What the task asks —
The word "данных" marks the lines to keep; find each one in the data and copy it.
= = = =
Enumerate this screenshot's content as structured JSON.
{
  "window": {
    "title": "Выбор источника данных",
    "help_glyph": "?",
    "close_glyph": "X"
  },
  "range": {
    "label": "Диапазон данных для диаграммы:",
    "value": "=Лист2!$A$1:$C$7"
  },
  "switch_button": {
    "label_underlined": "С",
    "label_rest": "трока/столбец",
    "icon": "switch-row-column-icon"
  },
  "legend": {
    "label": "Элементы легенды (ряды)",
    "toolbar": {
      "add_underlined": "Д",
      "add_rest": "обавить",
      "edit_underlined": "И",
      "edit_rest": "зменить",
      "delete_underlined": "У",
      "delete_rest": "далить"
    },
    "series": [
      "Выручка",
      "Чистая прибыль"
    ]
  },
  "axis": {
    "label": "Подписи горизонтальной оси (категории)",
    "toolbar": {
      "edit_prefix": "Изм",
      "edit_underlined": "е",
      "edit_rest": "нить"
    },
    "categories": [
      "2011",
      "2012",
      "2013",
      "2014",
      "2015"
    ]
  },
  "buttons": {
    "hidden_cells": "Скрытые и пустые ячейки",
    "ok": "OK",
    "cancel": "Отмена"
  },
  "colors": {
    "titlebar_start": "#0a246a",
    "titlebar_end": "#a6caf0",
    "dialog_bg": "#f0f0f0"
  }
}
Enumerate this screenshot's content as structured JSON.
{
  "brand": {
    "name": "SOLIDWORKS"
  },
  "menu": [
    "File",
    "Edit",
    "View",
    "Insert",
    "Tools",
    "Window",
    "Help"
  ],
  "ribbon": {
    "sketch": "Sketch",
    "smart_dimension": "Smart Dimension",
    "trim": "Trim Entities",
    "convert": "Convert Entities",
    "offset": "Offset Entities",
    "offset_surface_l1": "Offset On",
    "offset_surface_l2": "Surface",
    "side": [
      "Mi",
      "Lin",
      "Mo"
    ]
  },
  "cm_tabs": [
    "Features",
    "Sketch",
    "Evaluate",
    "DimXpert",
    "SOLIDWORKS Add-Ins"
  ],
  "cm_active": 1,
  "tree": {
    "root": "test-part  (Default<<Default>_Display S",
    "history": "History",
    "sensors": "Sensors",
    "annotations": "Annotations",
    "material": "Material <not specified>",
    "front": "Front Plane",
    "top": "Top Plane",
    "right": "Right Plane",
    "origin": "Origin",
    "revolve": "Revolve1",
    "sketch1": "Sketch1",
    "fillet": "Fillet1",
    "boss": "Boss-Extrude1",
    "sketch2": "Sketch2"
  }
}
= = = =
Solution to this exercise —
    "title": "Выбор источника данных",
    "label": "Диапазон данных для диаграммы:",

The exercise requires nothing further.